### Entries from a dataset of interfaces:
Segment Open

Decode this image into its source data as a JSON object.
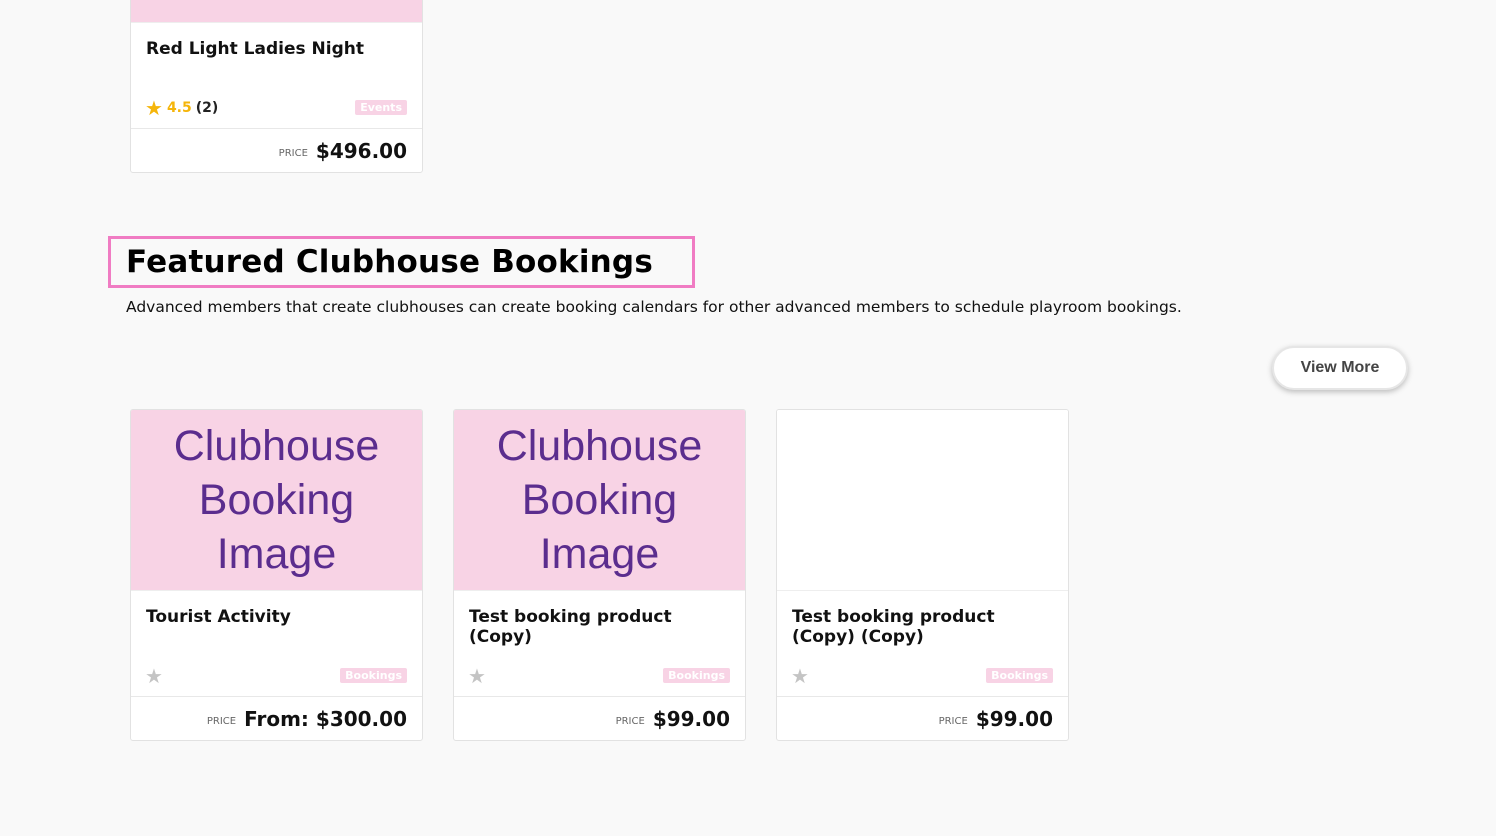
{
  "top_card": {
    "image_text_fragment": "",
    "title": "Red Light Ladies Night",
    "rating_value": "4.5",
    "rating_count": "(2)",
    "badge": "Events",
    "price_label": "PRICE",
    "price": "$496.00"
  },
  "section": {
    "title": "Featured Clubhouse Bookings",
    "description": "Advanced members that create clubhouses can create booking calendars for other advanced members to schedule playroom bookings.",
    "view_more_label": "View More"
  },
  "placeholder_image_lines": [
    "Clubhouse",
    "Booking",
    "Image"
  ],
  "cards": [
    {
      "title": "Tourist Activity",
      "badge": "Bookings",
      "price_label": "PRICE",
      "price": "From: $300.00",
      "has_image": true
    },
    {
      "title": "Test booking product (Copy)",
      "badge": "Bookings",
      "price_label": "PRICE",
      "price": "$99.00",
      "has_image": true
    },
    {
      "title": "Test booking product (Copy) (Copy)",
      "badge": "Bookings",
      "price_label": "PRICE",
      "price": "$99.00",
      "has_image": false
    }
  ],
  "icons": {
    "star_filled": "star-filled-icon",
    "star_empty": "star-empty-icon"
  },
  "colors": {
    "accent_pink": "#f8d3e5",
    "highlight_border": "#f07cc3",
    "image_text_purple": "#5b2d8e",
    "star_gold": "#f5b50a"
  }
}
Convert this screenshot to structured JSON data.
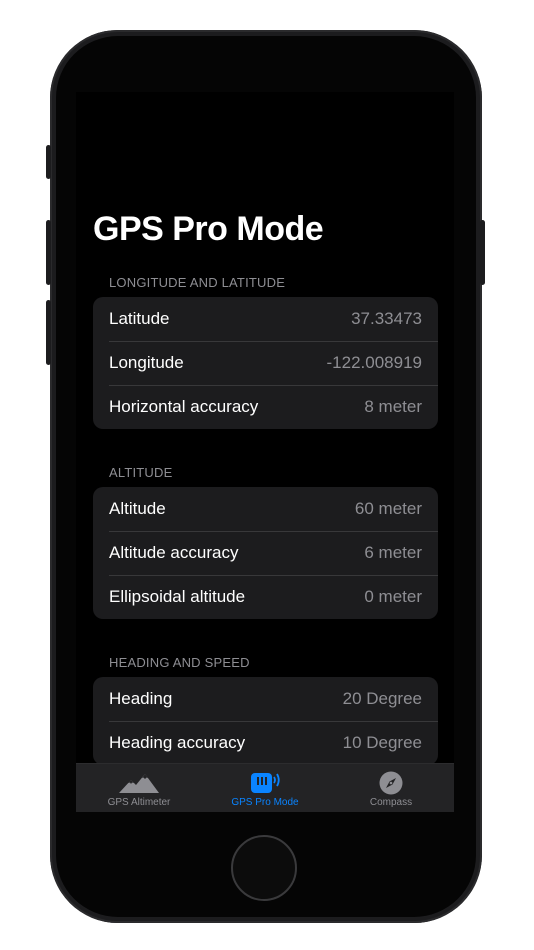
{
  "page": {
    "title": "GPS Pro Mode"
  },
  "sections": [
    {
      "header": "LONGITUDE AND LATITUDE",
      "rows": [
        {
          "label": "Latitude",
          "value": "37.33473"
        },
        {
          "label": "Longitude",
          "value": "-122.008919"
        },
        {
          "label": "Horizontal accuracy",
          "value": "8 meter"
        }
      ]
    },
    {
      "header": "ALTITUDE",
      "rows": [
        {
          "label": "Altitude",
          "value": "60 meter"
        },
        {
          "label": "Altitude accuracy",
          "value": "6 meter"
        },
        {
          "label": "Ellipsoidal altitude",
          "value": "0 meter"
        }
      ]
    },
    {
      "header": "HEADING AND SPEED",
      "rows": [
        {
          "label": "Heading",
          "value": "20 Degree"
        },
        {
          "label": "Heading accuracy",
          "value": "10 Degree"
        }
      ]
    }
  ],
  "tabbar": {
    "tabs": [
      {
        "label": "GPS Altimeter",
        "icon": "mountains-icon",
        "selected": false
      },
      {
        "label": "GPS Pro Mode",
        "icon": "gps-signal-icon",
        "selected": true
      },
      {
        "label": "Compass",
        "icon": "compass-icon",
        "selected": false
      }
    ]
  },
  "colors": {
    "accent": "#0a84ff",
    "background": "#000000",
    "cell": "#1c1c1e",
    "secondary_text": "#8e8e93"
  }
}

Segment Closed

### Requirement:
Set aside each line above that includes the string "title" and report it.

### Output for this task:
    "title": "Red Light Ladies Night",
    "title": "Featured Clubhouse Bookings",
      "title": "Tourist Activity",
      "title": "Test booking product (Copy)",
      "title": "Test booking product (Copy) (Copy)",
    "title": "GPS Pro Mode"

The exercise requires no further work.